— Brief —
Each entry below must be written out exactly, with pictures left out.

— Given data —
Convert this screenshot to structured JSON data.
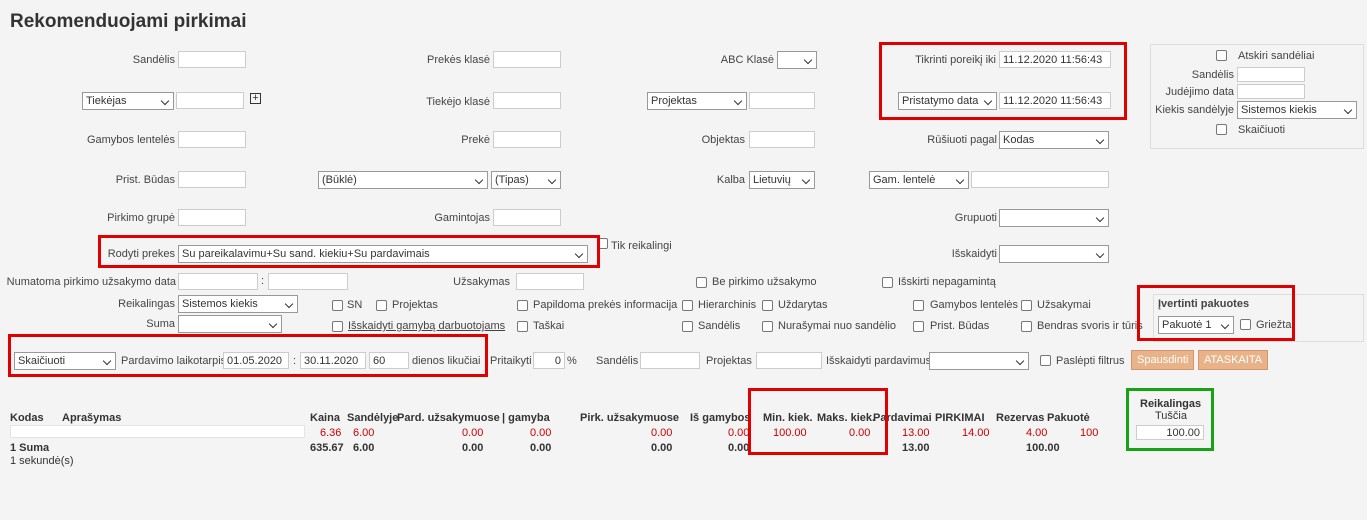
{
  "title": "Rekomenduojami pirkimai",
  "row1": {
    "sandelis": "Sandėlis",
    "prekes_klase": "Prekės klasė",
    "abc_klase": "ABC Klasė",
    "tikrinti": "Tikrinti poreikį iki",
    "tikrinti_val": "11.12.2020 11:56:43"
  },
  "row2": {
    "tiekejas": "Tiekėjas",
    "tiekejo_klase": "Tiekėjo klasė",
    "projektas": "Projektas",
    "pristatymo": "Pristatymo data",
    "pristatymo_val": "11.12.2020 11:56:43"
  },
  "row3": {
    "gamybos": "Gamybos lentelės",
    "preke": "Prekė",
    "objektas": "Objektas",
    "rusiuoti": "Rūšiuoti pagal",
    "rusiuoti_val": "Kodas"
  },
  "row4": {
    "prist_budas": "Prist. Būdas",
    "bukle": "(Būklė)",
    "tipas": "(Tipas)",
    "kalba": "Kalba",
    "kalba_val": "Lietuvių",
    "gam_lentele": "Gam. lentelė"
  },
  "row5": {
    "pirkimo_grupe": "Pirkimo grupė",
    "gamintojas": "Gamintojas",
    "grupuoti": "Grupuoti"
  },
  "row6": {
    "rodyti": "Rodyti prekes",
    "rodyti_val": "Su pareikalavimu+Su sand. kiekiu+Su pardavimais",
    "tik": "Tik reikalingi",
    "isskaidyti": "Išskaidyti"
  },
  "side": {
    "atskiri": "Atskiri sandėliai",
    "sandelis": "Sandėlis",
    "judejimo": "Judėjimo data",
    "kiekis": "Kiekis sandėlyje",
    "kiekis_val": "Sistemos kiekis",
    "skaiciuoti": "Skaičiuoti"
  },
  "row7": {
    "numatoma": "Numatoma pirkimo užsakymo data",
    "sep": ":",
    "uzsakymas": "Užsakymas",
    "be_pirkimo": "Be pirkimo užsakymo",
    "isskirti": "Išskirti nepagamintą"
  },
  "row8": {
    "reikalingas": "Reikalingas",
    "reikalingas_val": "Sistemos kiekis",
    "sn": "SN",
    "projektas": "Projektas",
    "papildoma": "Papildoma prekės informacija",
    "hierarchinis": "Hierarchinis",
    "uzdarytas": "Uždarytas",
    "gamybos": "Gamybos lentelės",
    "uzsakymai": "Užsakymai",
    "ivertinti": "Įvertinti pakuotes"
  },
  "row9": {
    "suma": "Suma",
    "isskaidyti_gam": "Išskaidyti gamybą darbuotojams",
    "taskai": "Taškai",
    "sandelis": "Sandėlis",
    "nurasymai": "Nurašymai nuo sandėlio",
    "prist_budas": "Prist. Būdas",
    "bendras": "Bendras svoris ir tūris",
    "pakuote": "Pakuotė 1",
    "griezta": "Griežta"
  },
  "row10": {
    "skaiciuoti": "Skaičiuoti",
    "pardavimo": "Pardavimo laikotarpis",
    "nuo": "01.05.2020",
    "sep": ":",
    "iki": "30.11.2020",
    "dienos": "60",
    "dienos_lbl": "dienos likučiai",
    "pritaikyti": "Pritaikyti",
    "proc": "0",
    "proc_unit": "%",
    "sandelis": "Sandėlis",
    "projektas": "Projektas",
    "isskaidyti_pard": "Išskaidyti pardavimus",
    "pasl": "Paslėpti filtrus",
    "spausdinti": "Spausdinti",
    "ataskaita": "ATASKAITA"
  },
  "table": {
    "headers": [
      "Kodas",
      "Aprašymas",
      "Kaina",
      "Sandėlyje",
      "Pard. užsakymuose",
      "| gamyba",
      "Pirk. užsakymuose",
      "Iš gamybos",
      "Min. kiek.",
      "Maks. kiek.",
      "Pardavimai",
      "PIRKIMAI",
      "Rezervas",
      "Pakuotė",
      "Reikalingas"
    ],
    "reik_sub": "Tuščia",
    "row": {
      "kaina": "6.36",
      "sandelyje": "6.00",
      "pard": "0.00",
      "gamyba": "0.00",
      "pirk": "0.00",
      "is_gam": "0.00",
      "min": "100.00",
      "maks": "0.00",
      "pardavimai": "13.00",
      "pirkimai": "14.00",
      "rezervas": "4.00",
      "pakuote": "100",
      "reikalingas": "100.00"
    },
    "sum": {
      "label": "1 Suma",
      "kaina": "635.67",
      "sandelyje": "6.00",
      "pard": "0.00",
      "gamyba": "0.00",
      "pirk": "0.00",
      "is_gam": "0.00",
      "pardavimai": "13.00",
      "rezervas": "100.00"
    },
    "time": "1 sekundė(s)"
  },
  "colors": {
    "highlight_red": "#e00000",
    "highlight_green": "#16a316",
    "button": "#e9b38a"
  }
}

— Solved problem —
Convert this screenshot to structured JSON data.
{
  "title": "Rekomenduojami pirkimai",
  "row1": {
    "sandelis": "Sandėlis",
    "prekes_klase": "Prekės klasė",
    "abc_klase": "ABC Klasė",
    "tikrinti": "Tikrinti poreikį iki",
    "tikrinti_val": "11.12.2020 11:56:43"
  },
  "row2": {
    "tiekejas": "Tiekėjas",
    "tiekejo_klase": "Tiekėjo klasė",
    "projektas": "Projektas",
    "pristatymo": "Pristatymo data",
    "pristatymo_val": "11.12.2020 11:56:43"
  },
  "row3": {
    "gamybos": "Gamybos lentelės",
    "preke": "Prekė",
    "objektas": "Objektas",
    "rusiuoti": "Rūšiuoti pagal",
    "rusiuoti_val": "Kodas"
  },
  "row4": {
    "prist_budas": "Prist. Būdas",
    "bukle": "(Būklė)",
    "tipas": "(Tipas)",
    "kalba": "Kalba",
    "kalba_val": "Lietuvių",
    "gam_lentele": "Gam. lentelė"
  },
  "row5": {
    "pirkimo_grupe": "Pirkimo grupė",
    "gamintojas": "Gamintojas",
    "grupuoti": "Grupuoti"
  },
  "row6": {
    "rodyti": "Rodyti prekes",
    "rodyti_val": "Su pareikalavimu+Su sand. kiekiu+Su pardavimais",
    "tik": "Tik reikalingi",
    "isskaidyti": "Išskaidyti"
  },
  "side": {
    "atskiri": "Atskiri sandėliai",
    "sandelis": "Sandėlis",
    "judejimo": "Judėjimo data",
    "kiekis": "Kiekis sandėlyje",
    "kiekis_val": "Sistemos kiekis",
    "skaiciuoti": "Skaičiuoti"
  },
  "row7": {
    "numatoma": "Numatoma pirkimo užsakymo data",
    "sep": ":",
    "uzsakymas": "Užsakymas",
    "be_pirkimo": "Be pirkimo užsakymo",
    "isskirti": "Išskirti nepagamintą"
  },
  "row8": {
    "reikalingas": "Reikalingas",
    "reikalingas_val": "Sistemos kiekis",
    "sn": "SN",
    "projektas": "Projektas",
    "papildoma": "Papildoma prekės informacija",
    "hierarchinis": "Hierarchinis",
    "uzdarytas": "Uždarytas",
    "gamybos": "Gamybos lentelės",
    "uzsakymai": "Užsakymai",
    "ivertinti": "Įvertinti pakuotes"
  },
  "row9": {
    "suma": "Suma",
    "isskaidyti_gam": "Išskaidyti gamybą darbuotojams",
    "taskai": "Taškai",
    "sandelis": "Sandėlis",
    "nurasymai": "Nurašymai nuo sandėlio",
    "prist_budas": "Prist. Būdas",
    "bendras": "Bendras svoris ir tūris",
    "pakuote": "Pakuotė 1",
    "griezta": "Griežta"
  },
  "row10": {
    "skaiciuoti": "Skaičiuoti",
    "pardavimo": "Pardavimo laikotarpis",
    "nuo": "01.05.2020",
    "sep": ":",
    "iki": "30.11.2020",
    "dienos": "60",
    "dienos_lbl": "dienos likučiai",
    "pritaikyti": "Pritaikyti",
    "proc": "0",
    "proc_unit": "%",
    "sandelis": "Sandėlis",
    "projektas": "Projektas",
    "isskaidyti_pard": "Išskaidyti pardavimus",
    "pasl": "Paslėpti filtrus",
    "spausdinti": "Spausdinti",
    "ataskaita": "ATASKAITA"
  },
  "table": {
    "headers": [
      "Kodas",
      "Aprašymas",
      "Kaina",
      "Sandėlyje",
      "Pard. užsakymuose",
      "| gamyba",
      "Pirk. užsakymuose",
      "Iš gamybos",
      "Min. kiek.",
      "Maks. kiek.",
      "Pardavimai",
      "PIRKIMAI",
      "Rezervas",
      "Pakuotė",
      "Reikalingas"
    ],
    "reik_sub": "Tuščia",
    "row": {
      "kaina": "6.36",
      "sandelyje": "6.00",
      "pard": "0.00",
      "gamyba": "0.00",
      "pirk": "0.00",
      "is_gam": "0.00",
      "min": "100.00",
      "maks": "0.00",
      "pardavimai": "13.00",
      "pirkimai": "14.00",
      "rezervas": "4.00",
      "pakuote": "100",
      "reikalingas": "100.00"
    },
    "sum": {
      "label": "1 Suma",
      "kaina": "635.67",
      "sandelyje": "6.00",
      "pard": "0.00",
      "gamyba": "0.00",
      "pirk": "0.00",
      "is_gam": "0.00",
      "pardavimai": "13.00",
      "rezervas": "100.00"
    },
    "time": "1 sekundė(s)"
  },
  "colors": {
    "highlight_red": "#e00000",
    "highlight_green": "#16a316",
    "button": "#e9b38a"
  }
}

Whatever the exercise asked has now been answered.